What this task involves
Return each line of the entries that mentions the word "Phương".
Data for this exercise Block Start
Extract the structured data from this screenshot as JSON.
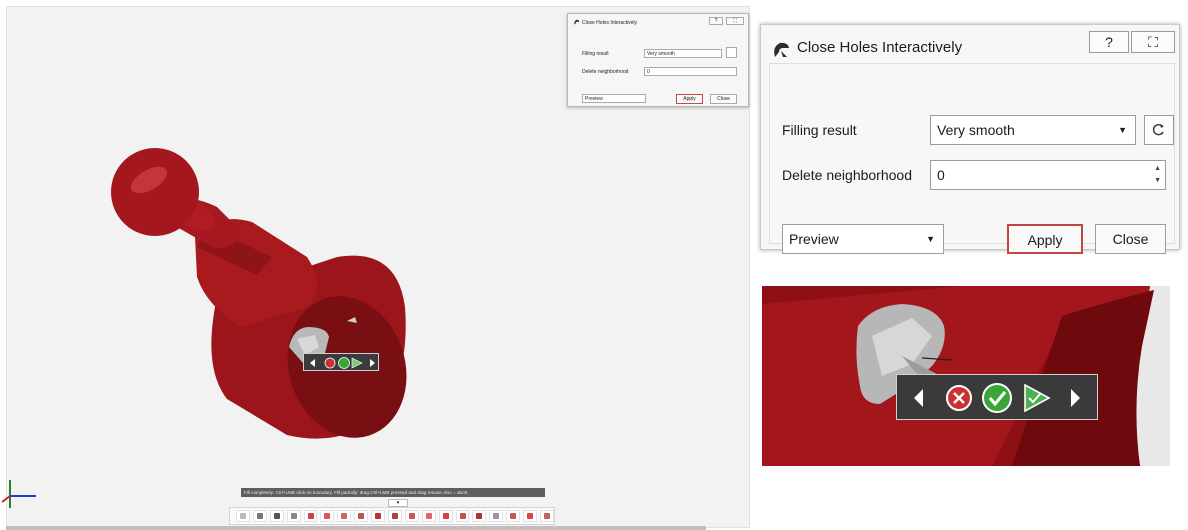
{
  "dialog": {
    "title": "Close Holes Interactively",
    "help_label": "?",
    "close_x_label": "⛶",
    "filling_result_label": "Filling result",
    "filling_result_value": "Very smooth",
    "delete_neighborhood_label": "Delete neighborhood",
    "delete_neighborhood_value": "0",
    "preview_value": "Preview",
    "apply_label": "Apply",
    "close_label": "Close"
  },
  "status_bar": {
    "hint": "Fill completely: Ctrl+LMB click on boundary. Fill partially: drag Ctrl+LMB pressed and drag mouse. Esc = abort."
  },
  "collapse_tab": "▾",
  "mini_toolbar": {
    "icons": [
      "arrow-left-icon",
      "cancel-icon",
      "confirm-icon",
      "confirm-next-icon",
      "arrow-right-icon"
    ]
  },
  "colors": {
    "part_red": "#a3161c",
    "cancel_red": "#c83232",
    "confirm_green": "#3aa63a",
    "toolbar_dark": "#3b3b3b",
    "apply_border": "#c44343"
  }
}
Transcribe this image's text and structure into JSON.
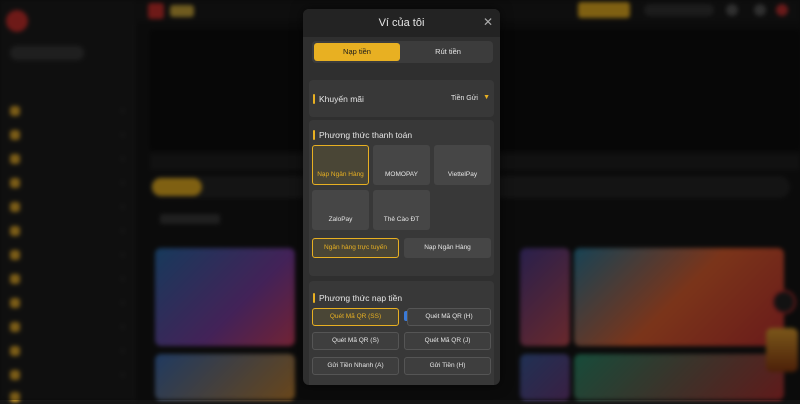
{
  "modal": {
    "title": "Ví của tôi",
    "close_icon": "close-icon",
    "tabs": [
      {
        "label": "Nạp tiền",
        "active": true
      },
      {
        "label": "Rút tiền",
        "active": false
      }
    ],
    "promotion": {
      "label": "Khuyến mãi",
      "value": "Tiền Gửi",
      "caret_icon": "caret-down-icon"
    },
    "payment": {
      "label": "Phương thức thanh toán",
      "options": [
        {
          "label": "Nạp Ngân Hàng",
          "selected": true
        },
        {
          "label": "MOMOPAY",
          "selected": false
        },
        {
          "label": "ViettelPay",
          "selected": false
        },
        {
          "label": "ZaloPay",
          "selected": false
        },
        {
          "label": "Thẻ Cào ĐT",
          "selected": false
        }
      ],
      "sub_options": [
        {
          "label": "Ngân hàng trực tuyến",
          "selected": true
        },
        {
          "label": "Nạp Ngân Hàng",
          "selected": false
        }
      ]
    },
    "deposit_method": {
      "label": "Phương thức nạp tiền",
      "options": [
        {
          "label": "Quét Mã QR (SS)",
          "selected": true,
          "badge_icon": "thumbs-up-icon"
        },
        {
          "label": "Quét Mã QR (H)",
          "selected": false
        },
        {
          "label": "Quét Mã QR (S)",
          "selected": false
        },
        {
          "label": "Quét Mã QR (J)",
          "selected": false
        },
        {
          "label": "Gửi Tiền Nhanh (A)",
          "selected": false
        },
        {
          "label": "Gửi Tiền (H)",
          "selected": false
        }
      ]
    }
  },
  "colors": {
    "accent": "#e8b022",
    "modal_bg": "#2f2f2f",
    "panel_bg": "#383838",
    "button_bg": "#464646"
  }
}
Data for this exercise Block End
Exercise solution
      "label": "Phương thức thanh toán",
      "label": "Phương thức nạp tiền",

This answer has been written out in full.